- For six months of the year there is insufficient UVB radiation for the human body to synthesise vitamin D.
- The UK is more northerly that we think. It is actually equal to the Alaskan panhandle!
- The UK is one of the cloudiest countries in the industrialised world.
How much vitamin D should we be taking?
An amazing amount of research has and is still being carried out on this vital vitamin. We now know that vitamin D has a role well beyond that of being concerned with calcium absorption and bone growth. We also know that vitamin D receptors have been found in over 50 organs and sites within the body, which means that the body’s requirements are greater than we initially thought.
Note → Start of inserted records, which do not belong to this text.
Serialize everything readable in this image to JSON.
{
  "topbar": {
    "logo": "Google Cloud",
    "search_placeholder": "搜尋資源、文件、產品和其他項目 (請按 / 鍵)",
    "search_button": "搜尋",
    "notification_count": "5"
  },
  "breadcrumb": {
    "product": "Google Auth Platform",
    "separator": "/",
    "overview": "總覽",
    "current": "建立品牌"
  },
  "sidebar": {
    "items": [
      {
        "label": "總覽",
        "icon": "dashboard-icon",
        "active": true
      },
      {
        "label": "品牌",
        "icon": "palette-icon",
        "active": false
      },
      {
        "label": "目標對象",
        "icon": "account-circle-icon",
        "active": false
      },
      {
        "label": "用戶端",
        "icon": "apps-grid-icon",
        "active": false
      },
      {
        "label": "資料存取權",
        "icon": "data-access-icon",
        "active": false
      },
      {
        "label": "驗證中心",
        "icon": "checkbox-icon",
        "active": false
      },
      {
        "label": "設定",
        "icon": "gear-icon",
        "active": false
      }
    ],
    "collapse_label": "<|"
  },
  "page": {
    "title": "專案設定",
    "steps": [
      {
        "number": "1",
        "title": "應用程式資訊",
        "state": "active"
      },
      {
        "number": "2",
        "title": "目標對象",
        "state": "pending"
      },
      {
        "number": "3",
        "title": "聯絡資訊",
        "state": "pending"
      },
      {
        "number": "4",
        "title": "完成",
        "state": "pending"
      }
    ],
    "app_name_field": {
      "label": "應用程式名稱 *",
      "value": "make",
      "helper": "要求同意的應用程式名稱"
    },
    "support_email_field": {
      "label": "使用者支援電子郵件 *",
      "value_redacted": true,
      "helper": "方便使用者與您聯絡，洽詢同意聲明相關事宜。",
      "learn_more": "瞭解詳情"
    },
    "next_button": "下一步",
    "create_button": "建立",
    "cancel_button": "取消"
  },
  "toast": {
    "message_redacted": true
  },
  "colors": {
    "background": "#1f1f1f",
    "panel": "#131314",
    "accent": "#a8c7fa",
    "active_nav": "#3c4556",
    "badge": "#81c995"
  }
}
The recommended dosages of vitamin D, set many years ago at between 200iu and 400iu, were based on the amount of vitamin D in a teaspoon of cod liver oil, and still remain the basis in spite of all the publicity on vitamin D deficiency. We know from several studies that this dose is out by a factor of approximately 10 meaning that ideally we should be taking between 2000iu and 4000iu per day.
A healthy and balanced diet can at the maximum supply us with 10 percent of the recommended daily amount and actually for the majority, our diets only supply us with 5 percent of the recommended daily amounts. This leaves a 95 percent deficiency of vitamin D in our bloodstream.
What is the most effective way to take vitamin D?
With such high levels of deficiency, can we really afford not to take vitamin D supplements? The simple answer is no and I would recommend that all adults take D-Lux 3000 Spray by Better You during the winter months and change to D Lux 1000 Spray during the summer months. This particular supplement is an oral spray and allows for vitamin D to be absorbed sublingually into the bloodstream avoiding the gastrointestinal route, which always results in lesser absorption of any nutrient. However, there any plenty of options worth exploring to boost your levels of vitamin D.